--- DATA EXTRACTS Enclosed Below ---
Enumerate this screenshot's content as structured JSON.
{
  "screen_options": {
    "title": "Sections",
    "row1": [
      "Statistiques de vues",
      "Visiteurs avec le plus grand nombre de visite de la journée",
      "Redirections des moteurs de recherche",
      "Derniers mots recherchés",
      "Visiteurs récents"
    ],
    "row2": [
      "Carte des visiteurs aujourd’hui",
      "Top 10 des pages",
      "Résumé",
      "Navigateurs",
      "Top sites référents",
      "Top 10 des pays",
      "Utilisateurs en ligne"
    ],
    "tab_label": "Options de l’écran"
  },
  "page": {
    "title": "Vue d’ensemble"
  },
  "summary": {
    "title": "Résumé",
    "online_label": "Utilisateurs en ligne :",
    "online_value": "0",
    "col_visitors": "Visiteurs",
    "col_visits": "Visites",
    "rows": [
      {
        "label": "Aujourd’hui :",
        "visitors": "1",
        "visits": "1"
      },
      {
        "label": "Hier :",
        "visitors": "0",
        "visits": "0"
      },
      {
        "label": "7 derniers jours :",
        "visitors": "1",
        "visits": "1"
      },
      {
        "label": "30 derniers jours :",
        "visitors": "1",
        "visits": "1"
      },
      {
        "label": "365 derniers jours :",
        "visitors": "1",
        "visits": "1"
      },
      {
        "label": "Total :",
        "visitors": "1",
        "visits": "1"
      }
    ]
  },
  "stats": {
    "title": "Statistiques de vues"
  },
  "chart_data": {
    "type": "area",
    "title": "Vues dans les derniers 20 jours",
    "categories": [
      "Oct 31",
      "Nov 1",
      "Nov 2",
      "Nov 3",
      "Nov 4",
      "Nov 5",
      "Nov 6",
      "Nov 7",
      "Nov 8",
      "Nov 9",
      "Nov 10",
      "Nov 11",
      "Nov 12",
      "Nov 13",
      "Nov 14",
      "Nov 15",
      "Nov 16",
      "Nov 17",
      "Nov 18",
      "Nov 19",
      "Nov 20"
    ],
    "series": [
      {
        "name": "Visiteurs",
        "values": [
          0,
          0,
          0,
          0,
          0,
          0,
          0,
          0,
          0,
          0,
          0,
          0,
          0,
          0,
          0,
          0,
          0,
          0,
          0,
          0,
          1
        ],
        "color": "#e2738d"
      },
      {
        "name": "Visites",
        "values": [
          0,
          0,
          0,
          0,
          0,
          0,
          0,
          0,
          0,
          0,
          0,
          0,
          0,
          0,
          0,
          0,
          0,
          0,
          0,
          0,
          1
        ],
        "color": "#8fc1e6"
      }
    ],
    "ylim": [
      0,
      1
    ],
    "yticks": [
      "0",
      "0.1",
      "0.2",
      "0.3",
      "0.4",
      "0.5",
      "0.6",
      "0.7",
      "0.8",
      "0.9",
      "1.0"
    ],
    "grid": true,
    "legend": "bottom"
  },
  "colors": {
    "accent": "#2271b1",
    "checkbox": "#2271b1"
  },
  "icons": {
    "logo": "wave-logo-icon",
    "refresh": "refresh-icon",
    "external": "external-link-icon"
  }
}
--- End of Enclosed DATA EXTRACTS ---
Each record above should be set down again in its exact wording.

**SOLUTION BELOW**
Enumerate this screenshot's content as structured JSON.
{
  "screen_options": {
    "title": "Sections",
    "row1": [
      "Statistiques de vues",
      "Visiteurs avec le plus grand nombre de visite de la journée",
      "Redirections des moteurs de recherche",
      "Derniers mots recherchés",
      "Visiteurs récents"
    ],
    "row2": [
      "Carte des visiteurs aujourd’hui",
      "Top 10 des pages",
      "Résumé",
      "Navigateurs",
      "Top sites référents",
      "Top 10 des pays",
      "Utilisateurs en ligne"
    ],
    "tab_label": "Options de l’écran"
  },
  "page": {
    "title": "Vue d’ensemble"
  },
  "summary": {
    "title": "Résumé",
    "online_label": "Utilisateurs en ligne :",
    "online_value": "0",
    "col_visitors": "Visiteurs",
    "col_visits": "Visites",
    "rows": [
      {
        "label": "Aujourd’hui :",
        "visitors": "1",
        "visits": "1"
      },
      {
        "label": "Hier :",
        "visitors": "0",
        "visits": "0"
      },
      {
        "label": "7 derniers jours :",
        "visitors": "1",
        "visits": "1"
      },
      {
        "label": "30 derniers jours :",
        "visitors": "1",
        "visits": "1"
      },
      {
        "label": "365 derniers jours :",
        "visitors": "1",
        "visits": "1"
      },
      {
        "label": "Total :",
        "visitors": "1",
        "visits": "1"
      }
    ]
  },
  "stats": {
    "title": "Statistiques de vues"
  },
  "chart_data": {
    "type": "area",
    "title": "Vues dans les derniers 20 jours",
    "categories": [
      "Oct 31",
      "Nov 1",
      "Nov 2",
      "Nov 3",
      "Nov 4",
      "Nov 5",
      "Nov 6",
      "Nov 7",
      "Nov 8",
      "Nov 9",
      "Nov 10",
      "Nov 11",
      "Nov 12",
      "Nov 13",
      "Nov 14",
      "Nov 15",
      "Nov 16",
      "Nov 17",
      "Nov 18",
      "Nov 19",
      "Nov 20"
    ],
    "series": [
      {
        "name": "Visiteurs",
        "values": [
          0,
          0,
          0,
          0,
          0,
          0,
          0,
          0,
          0,
          0,
          0,
          0,
          0,
          0,
          0,
          0,
          0,
          0,
          0,
          0,
          1
        ],
        "color": "#e2738d"
      },
      {
        "name": "Visites",
        "values": [
          0,
          0,
          0,
          0,
          0,
          0,
          0,
          0,
          0,
          0,
          0,
          0,
          0,
          0,
          0,
          0,
          0,
          0,
          0,
          0,
          1
        ],
        "color": "#8fc1e6"
      }
    ],
    "ylim": [
      0,
      1
    ],
    "yticks": [
      "0",
      "0.1",
      "0.2",
      "0.3",
      "0.4",
      "0.5",
      "0.6",
      "0.7",
      "0.8",
      "0.9",
      "1.0"
    ],
    "grid": true,
    "legend": "bottom"
  },
  "colors": {
    "accent": "#2271b1",
    "checkbox": "#2271b1"
  },
  "icons": {
    "logo": "wave-logo-icon",
    "refresh": "refresh-icon",
    "external": "external-link-icon"
  }
}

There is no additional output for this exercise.